▸ Exercise: Count every line of these entries that holds the word "dose", and reply with the number only.

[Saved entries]

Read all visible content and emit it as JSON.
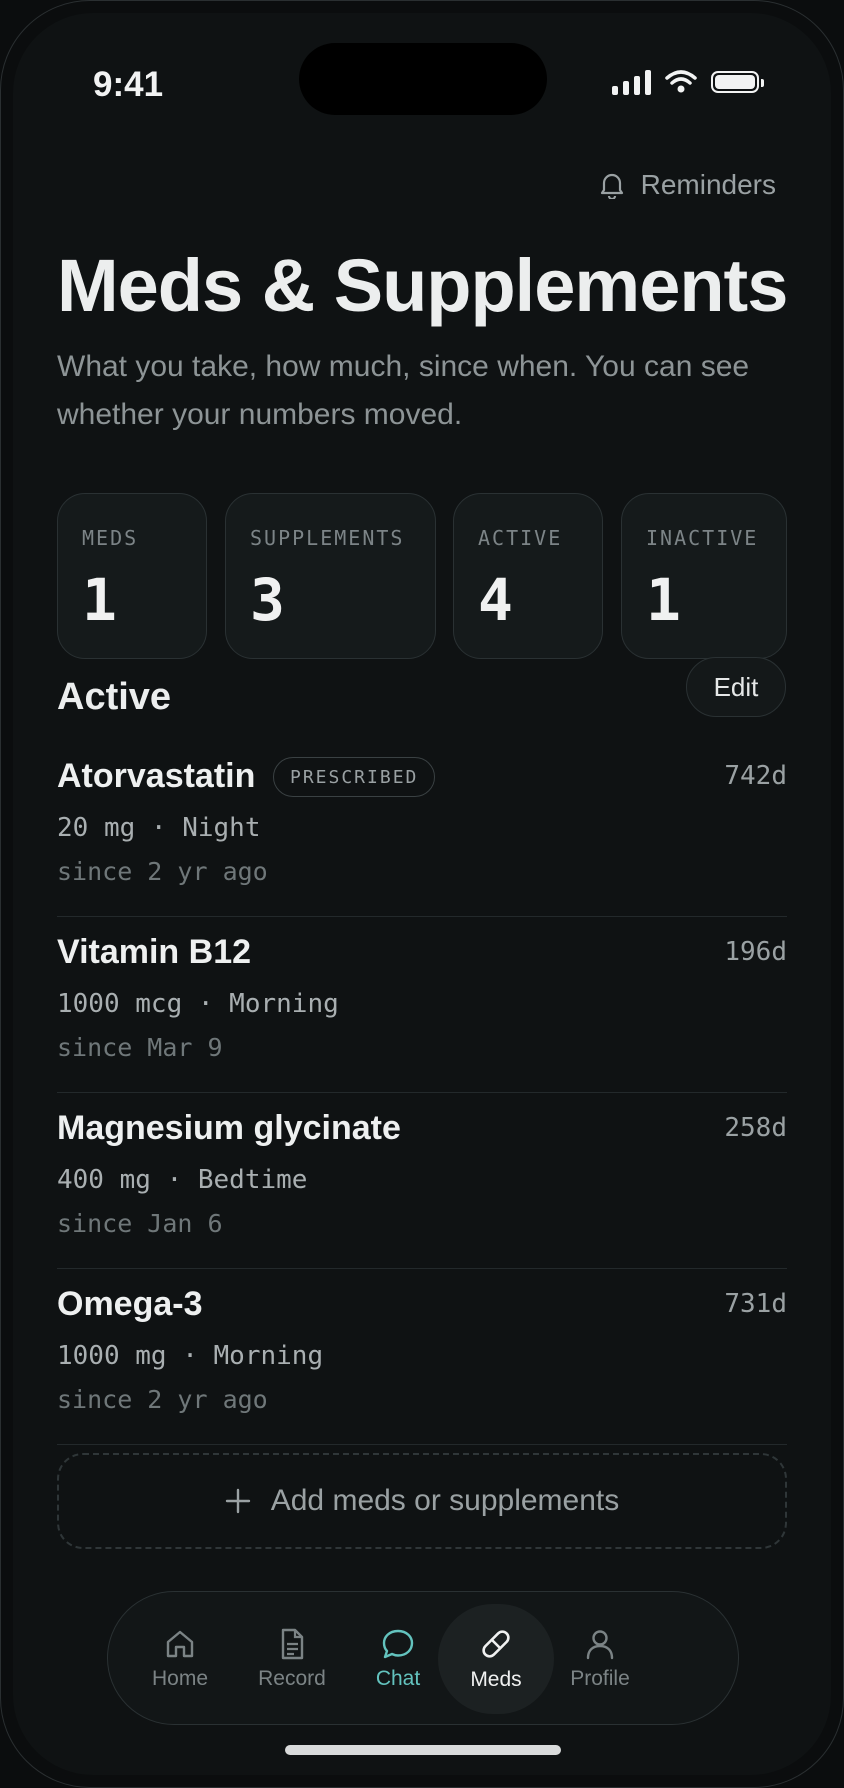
{
  "status": {
    "time": "9:41"
  },
  "header": {
    "reminders_label": "Reminders"
  },
  "page": {
    "title": "Meds & Supplements",
    "subtitle": "What you take, how much, since when. You can see whether your numbers moved."
  },
  "stats": [
    {
      "label": "MEDS",
      "value": "1"
    },
    {
      "label": "SUPPLEMENTS",
      "value": "3"
    },
    {
      "label": "ACTIVE",
      "value": "4"
    },
    {
      "label": "INACTIVE",
      "value": "1"
    }
  ],
  "active_section": {
    "title": "Active",
    "edit_label": "Edit",
    "items": [
      {
        "name": "Atorvastatin",
        "badge": "PRESCRIBED",
        "dose": "20 mg · Night",
        "since": "since 2 yr ago",
        "days": "742d"
      },
      {
        "name": "Vitamin B12",
        "dose": "1000 mcg · Morning",
        "since": "since Mar 9",
        "days": "196d"
      },
      {
        "name": "Magnesium glycinate",
        "dose": "400 mg · Bedtime",
        "since": "since Jan 6",
        "days": "258d"
      },
      {
        "name": "Omega-3",
        "dose": "1000 mg · Morning",
        "since": "since 2 yr ago",
        "days": "731d"
      }
    ]
  },
  "add_button": {
    "label": "Add meds or supplements"
  },
  "tabs": [
    {
      "label": "Home",
      "icon": "home-icon"
    },
    {
      "label": "Record",
      "icon": "document-icon"
    },
    {
      "label": "Chat",
      "icon": "chat-bubble-icon"
    },
    {
      "label": "Meds",
      "icon": "pill-icon",
      "selected": true
    },
    {
      "label": "Profile",
      "icon": "person-icon"
    }
  ],
  "colors": {
    "accent": "#63c3be",
    "background": "#0f1213",
    "card": "#151a1b"
  }
}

▸ Answer area: 4